**PROBLEM DESCRIPTION**: Make an exact copy of the records, with the images left out.

Records from a data source:
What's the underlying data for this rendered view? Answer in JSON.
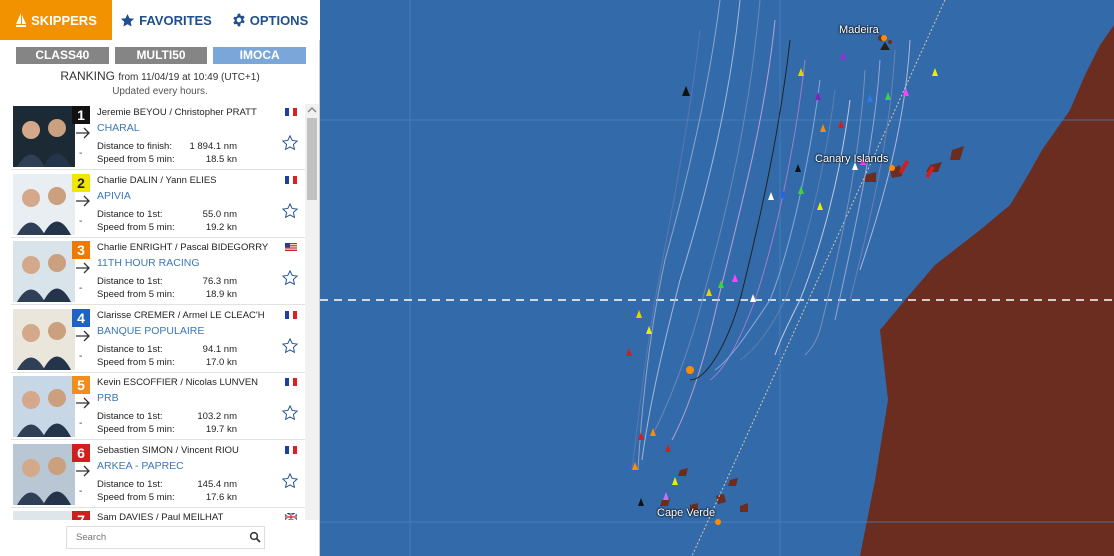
{
  "tabs": [
    {
      "label": "SKIPPERS",
      "icon": "sail-icon",
      "active": true
    },
    {
      "label": "FAVORITES",
      "icon": "star-icon",
      "active": false
    },
    {
      "label": "OPTIONS",
      "icon": "gear-icon",
      "active": false
    }
  ],
  "classes": [
    {
      "label": "CLASS40",
      "active": false
    },
    {
      "label": "MULTI50",
      "active": false
    },
    {
      "label": "IMOCA",
      "active": true
    }
  ],
  "ranking": {
    "title": "RANKING",
    "from": "from 11/04/19 at 10:49 (UTC+1)",
    "updated": "Updated every hours."
  },
  "entries": [
    {
      "rank": "1",
      "rank_color": "#111111",
      "skippers": "Jeremie BEYOU / Christopher PRATT",
      "boat": "CHARAL",
      "flag": "france-flag",
      "dist_label": "Distance to finish:",
      "dist": "1 894.1 nm",
      "speed_label": "Speed from 5 min:",
      "speed": "18.5 kn",
      "trend": "-"
    },
    {
      "rank": "2",
      "rank_color": "#f0e600",
      "skippers": "Charlie DALIN / Yann ELIES",
      "boat": "APIVIA",
      "flag": "france-flag",
      "dist_label": "Distance to 1st:",
      "dist": "55.0 nm",
      "speed_label": "Speed from 5 min:",
      "speed": "19.2 kn",
      "trend": "-"
    },
    {
      "rank": "3",
      "rank_color": "#f07a00",
      "skippers": "Charlie ENRIGHT / Pascal BIDEGORRY",
      "boat": "11TH HOUR RACING",
      "flag": "usa-flag",
      "dist_label": "Distance to 1st:",
      "dist": "76.3 nm",
      "speed_label": "Speed from 5 min:",
      "speed": "18.9 kn",
      "trend": "-"
    },
    {
      "rank": "4",
      "rank_color": "#1e63c4",
      "skippers": "Clarisse CREMER / Armel LE CLEAC'H",
      "boat": "BANQUE POPULAIRE",
      "flag": "france-flag",
      "dist_label": "Distance to 1st:",
      "dist": "94.1 nm",
      "speed_label": "Speed from 5 min:",
      "speed": "17.0 kn",
      "trend": "-"
    },
    {
      "rank": "5",
      "rank_color": "#f28c1c",
      "skippers": "Kevin ESCOFFIER / Nicolas LUNVEN",
      "boat": "PRB",
      "flag": "france-flag",
      "dist_label": "Distance to 1st:",
      "dist": "103.2 nm",
      "speed_label": "Speed from 5 min:",
      "speed": "19.7 kn",
      "trend": "-"
    },
    {
      "rank": "6",
      "rank_color": "#d01f1f",
      "skippers": "Sebastien SIMON / Vincent RIOU",
      "boat": "ARKEA - PAPREC",
      "flag": "france-flag",
      "dist_label": "Distance to 1st:",
      "dist": "145.4 nm",
      "speed_label": "Speed from 5 min:",
      "speed": "17.6 kn",
      "trend": "-"
    },
    {
      "rank": "7",
      "rank_color": "#d01f1f",
      "skippers": "Sam DAVIES / Paul MEILHAT",
      "boat": "",
      "flag": "uk-flag",
      "dist_label": "",
      "dist": "",
      "speed_label": "",
      "speed": "",
      "trend": ""
    }
  ],
  "search": {
    "placeholder": "Search"
  },
  "map": {
    "labels": [
      "Madeira",
      "Canary Islands",
      "Cape Verde"
    ],
    "ocean_color": "#336baa",
    "land_color": "#6b2d1f"
  }
}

**EXPECTED ANSWER**:
What's the underlying data for this rendered view? Answer in JSON.
{
  "tabs": [
    {
      "label": "SKIPPERS",
      "icon": "sail-icon",
      "active": true
    },
    {
      "label": "FAVORITES",
      "icon": "star-icon",
      "active": false
    },
    {
      "label": "OPTIONS",
      "icon": "gear-icon",
      "active": false
    }
  ],
  "classes": [
    {
      "label": "CLASS40",
      "active": false
    },
    {
      "label": "MULTI50",
      "active": false
    },
    {
      "label": "IMOCA",
      "active": true
    }
  ],
  "ranking": {
    "title": "RANKING",
    "from": "from 11/04/19 at 10:49 (UTC+1)",
    "updated": "Updated every hours."
  },
  "entries": [
    {
      "rank": "1",
      "rank_color": "#111111",
      "skippers": "Jeremie BEYOU / Christopher PRATT",
      "boat": "CHARAL",
      "flag": "france-flag",
      "dist_label": "Distance to finish:",
      "dist": "1 894.1 nm",
      "speed_label": "Speed from 5 min:",
      "speed": "18.5 kn",
      "trend": "-"
    },
    {
      "rank": "2",
      "rank_color": "#f0e600",
      "skippers": "Charlie DALIN / Yann ELIES",
      "boat": "APIVIA",
      "flag": "france-flag",
      "dist_label": "Distance to 1st:",
      "dist": "55.0 nm",
      "speed_label": "Speed from 5 min:",
      "speed": "19.2 kn",
      "trend": "-"
    },
    {
      "rank": "3",
      "rank_color": "#f07a00",
      "skippers": "Charlie ENRIGHT / Pascal BIDEGORRY",
      "boat": "11TH HOUR RACING",
      "flag": "usa-flag",
      "dist_label": "Distance to 1st:",
      "dist": "76.3 nm",
      "speed_label": "Speed from 5 min:",
      "speed": "18.9 kn",
      "trend": "-"
    },
    {
      "rank": "4",
      "rank_color": "#1e63c4",
      "skippers": "Clarisse CREMER / Armel LE CLEAC'H",
      "boat": "BANQUE POPULAIRE",
      "flag": "france-flag",
      "dist_label": "Distance to 1st:",
      "dist": "94.1 nm",
      "speed_label": "Speed from 5 min:",
      "speed": "17.0 kn",
      "trend": "-"
    },
    {
      "rank": "5",
      "rank_color": "#f28c1c",
      "skippers": "Kevin ESCOFFIER / Nicolas LUNVEN",
      "boat": "PRB",
      "flag": "france-flag",
      "dist_label": "Distance to 1st:",
      "dist": "103.2 nm",
      "speed_label": "Speed from 5 min:",
      "speed": "19.7 kn",
      "trend": "-"
    },
    {
      "rank": "6",
      "rank_color": "#d01f1f",
      "skippers": "Sebastien SIMON / Vincent RIOU",
      "boat": "ARKEA - PAPREC",
      "flag": "france-flag",
      "dist_label": "Distance to 1st:",
      "dist": "145.4 nm",
      "speed_label": "Speed from 5 min:",
      "speed": "17.6 kn",
      "trend": "-"
    },
    {
      "rank": "7",
      "rank_color": "#d01f1f",
      "skippers": "Sam DAVIES / Paul MEILHAT",
      "boat": "",
      "flag": "uk-flag",
      "dist_label": "",
      "dist": "",
      "speed_label": "",
      "speed": "",
      "trend": ""
    }
  ],
  "search": {
    "placeholder": "Search"
  },
  "map": {
    "labels": [
      "Madeira",
      "Canary Islands",
      "Cape Verde"
    ],
    "ocean_color": "#336baa",
    "land_color": "#6b2d1f"
  }
}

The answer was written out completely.